Journalism school director Nikhil Moro resigned for personal reasons last spring. He is now listed as an associate professor at the school. Steve Smethers, an associate director at the school since 2004, is serving as interim director of the Miller School.

And Steve Wolgast, director of Collegian Media Group, which puts out the school newspaper, yearbook and a lifestyle magazine, left K-State for a job at the University of Kansas. Wolgast was also the adviser for the Collegian, the campus newspaper. Linda Puntney, the former K-State student publications director and nationally renowned college publications adviser, will act as interim director of Collegian Media Group, Smethers said.

Spencer O’Daniel, who had been associate director of the Collegian Media Group, as well as the adviser for the yearbook and magazine, left after the spring semester for a job as a high school journalism adviser in the Wichita area. The new associate director is John Walter, who previously taught at Junction City High School.

Smethers is coming on as director while the school is preparing for its reaccreditation cycle, which involves several reports on the school’s funding, enrollment, curriculum and future prospects, in addition to site visits from the Accrediting Council on Education in Journalism.

Smethers said the school also is facing the same challenges many other departments across the university are facing, particularly decreased funding as a result of K-State’s budgeting model.

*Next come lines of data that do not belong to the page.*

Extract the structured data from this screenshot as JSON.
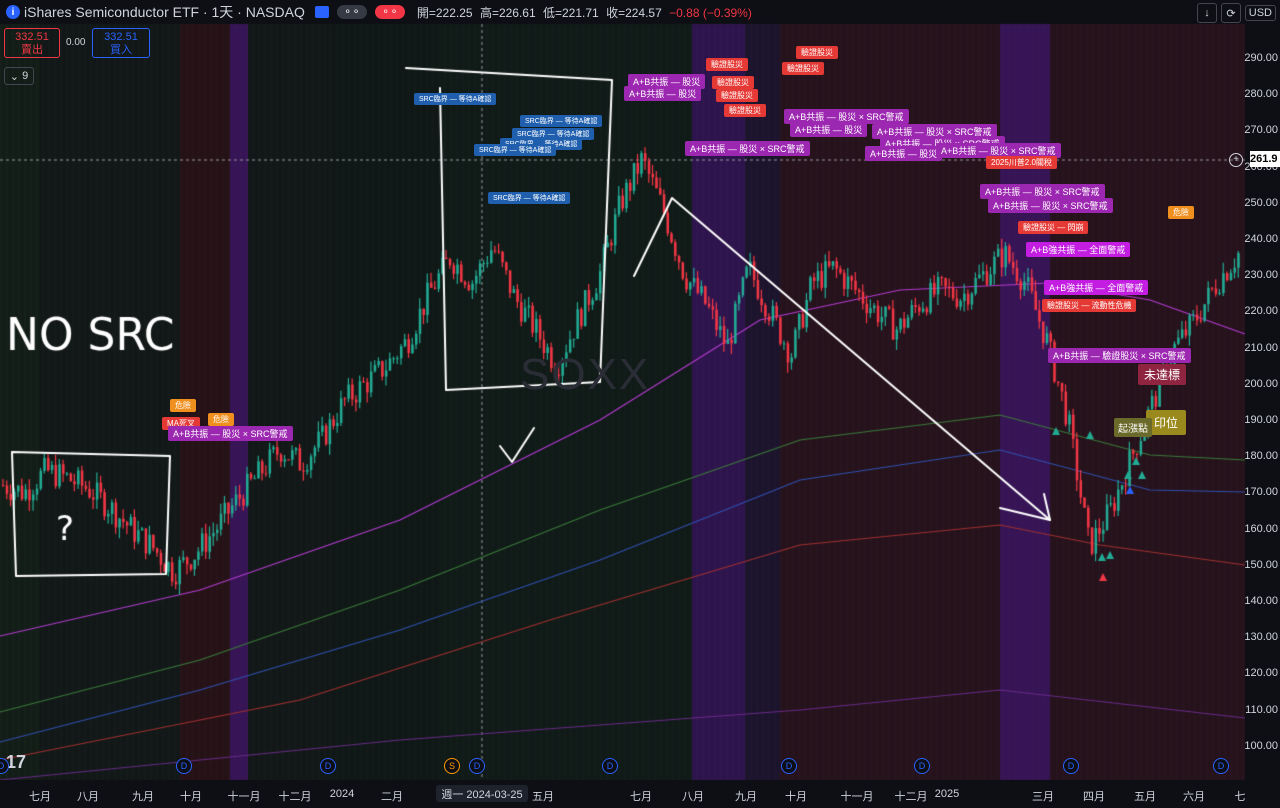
{
  "header": {
    "symbol": "iShares Semiconductor ETF · 1天 · NASDAQ",
    "open_label": "開=222.25",
    "high_label": "高=226.61",
    "low_label": "低=221.71",
    "close_label": "收=224.57",
    "change": "−0.88 (−0.39%)",
    "currency": "USD"
  },
  "trade": {
    "sell_price": "332.51",
    "sell_label": "賣出",
    "spread": "0.00",
    "buy_price": "332.51",
    "buy_label": "買入"
  },
  "indicator_count": "9",
  "current_price": "261.9",
  "watermark": "SOXX",
  "y_ticks": [
    "290.00",
    "280.00",
    "270.00",
    "260.00",
    "250.00",
    "240.00",
    "230.00",
    "220.00",
    "210.00",
    "200.00",
    "190.00",
    "180.00",
    "170.00",
    "160.00",
    "150.00",
    "140.00",
    "130.00",
    "120.00",
    "110.00",
    "100.00"
  ],
  "x_ticks": [
    "七月",
    "八月",
    "九月",
    "十月",
    "十一月",
    "十二月",
    "2024",
    "二月",
    "五月",
    "七月",
    "八月",
    "九月",
    "十月",
    "十一月",
    "十二月",
    "2025",
    "三月",
    "四月",
    "五月",
    "六月",
    "七"
  ],
  "x_selected": "週一 2024-03-25",
  "dividend_mark": "D",
  "split_mark": "S",
  "annotations": {
    "purple_sell": "A+B共振 — 股災 × SRC警戒",
    "purple_sell_short": "A+B共振 — 股災",
    "strong": "A+B強共振 — 全面警戒",
    "strong_liq": "A+B共振 — 驗證股災 × SRC警戒",
    "src_wait": "SRC臨界 — 等待A確認",
    "verify_crash": "驗證股災",
    "verify_flash": "驗證股災 — 閃崩",
    "verify_liquidity": "驗證股災 — 流動性危機",
    "danger": "危險",
    "trump": "2025川普2.0關稅",
    "not_reached": "未達標",
    "rise": "起漲點",
    "mark_pos": "印位",
    "ma_hint": "MA死叉"
  },
  "handwriting": {
    "no_src": "NO SRC",
    "question": "?"
  },
  "chart_data": {
    "type": "candlestick",
    "title": "iShares Semiconductor ETF · 1天 · NASDAQ",
    "ylim": [
      95,
      295
    ],
    "last_price": 261.9,
    "close_series": [
      172,
      170,
      176,
      174,
      171,
      166,
      160,
      155,
      148,
      153,
      160,
      168,
      175,
      182,
      178,
      185,
      195,
      200,
      205,
      212,
      225,
      235,
      228,
      238,
      224,
      215,
      205,
      218,
      230,
      250,
      262,
      248,
      230,
      222,
      210,
      232,
      220,
      208,
      228,
      232,
      226,
      220,
      215,
      222,
      226,
      224,
      230,
      236,
      228,
      212,
      190,
      155,
      165,
      180,
      195,
      210,
      218,
      228,
      236
    ]
  }
}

That model now allocates departmental funds based on each department’s enrollment, which Smethers said has largely meant lower funds for the journalism department.

Journalism enrollment has decreased by about 50 students per school year since 2014, according to the school’s website. The fall 2018 undergraduate enrollment was 363 students.

However, Smethers said the department is seeking to broaden its market by offering certificate programs — including certificates in tourism, military public relations and film studies — in conjunction with other departments on campus.

The department also recently hired Jacob Groshek as the Ross Beach Chair in Emerging Media. Groshek is an expert on the media’s impact on political and health decision-making.

Overall, Smethers said the program’s changes reflect a change in the industry. The school was recently named one of the top 10 schools in the country for a bachelor’s degree in mass communications, he said, and as the state’s first journalism school, he said it’s one the country’s “blue-blood” journalism schools.

“We’re changing,” Smethers said. “But we’re especially seeing a renewed interest in traditional reporting skills, on the things we’ve been teaching for years.”